Saturday, June 5, 2010

could do or should do

Aaaah, the weekend. More rain overnight and what looks like a beautiful sunny day ahead. The day is filled with possibilities ... now, aside from some knitting, what to do?

Fun things I could do - go to the beach, weed the garden, go for a bike ride, visit friends, take the Kayak out onto the Lake, soak in the hot tub, see a movie, read a book.

Mundane things I should do - laundry, dust and vacuum, grocery shop, back up files from my computer, clean out my clothes closet.

Thursday, June 3, 2010

movie nights knitting

We've been on a bit of a movie kick lately - partly because all our usual TV shows are finished for the season and partly because the evenings have been rainy. After seeing Robin Hood in theatres, Gavin remarked on how similar it was to Gladiator. Was it? I'd never watched Gladiator despite the fact that we received the DVD as a gift many years ago. Time to dig it out and have a look. After seeing both, I'd have to agree: same movie, different costumes. Despite that, both movies were entertaining and worth the time, I think.

And isn't a blanket the perfect knitting for movie nights? This Blue-Muda Triangle Blanket that I started in the last days of my vacation is nearly done. Another project that should be finished by the end of the week!

Wednesday, June 2, 2010

happiness is ...

Local radio reported that Canadians are ranked number two in the world in happiness with their living situation. Number One? The Dutch. I believe it. Makes me think of that beer ad that ran throughout the Olympic coverage in February ... we have more square feet of awesomeness per person... well, you get the picture.

Here in my little corner of happiness, progress continues on the second sock. Just a bit more straight knitting to go before I start the gusset increases. Once I get to the heel, there's really not much left, is there? By the end of the week I should be back to my Flip-Flop socklets redesign.

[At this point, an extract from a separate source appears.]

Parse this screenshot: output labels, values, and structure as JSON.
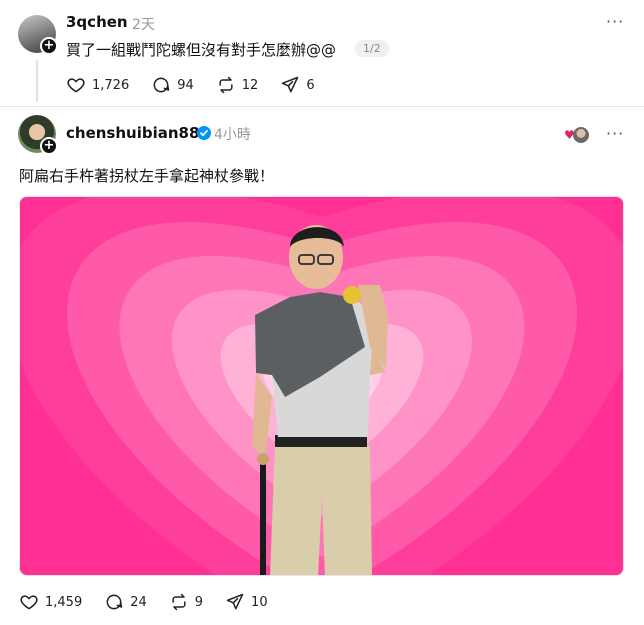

Tuesday, June 1, 2010

another provisional cast on

The rain arrived after 11pm, and from what I can tell, it rained hard through the night and then stopped at about 6am. Perfect. After a very mild and dry winter, and a hot and dry spring, a long soaking rain was definitely needed. In fact, another week or two of rainy nights wouldn't come amiss. It's also perfect weather for sleeping - the soothing sound of rain accompanied by cooler temperatures and a break in the humidity.

Last night I cast on the second fancy sock. Maybe I don't like toe-up socks because I don't like provisional cast ons. Somehow or another, I struggle to get them to "unzip" properly and I find the process of picking up the stitches stressful. For the second sock I used this method where you use a crochet hook and scrap yarn to crochet the stitches around the knitting needle. I'm sure I've mentioned it before. This method always works for me; unzips perfectly every time. Now on with round after round of straight knitting to the gusset... ideal train knitting.

Happy birthday to my sister, Janice!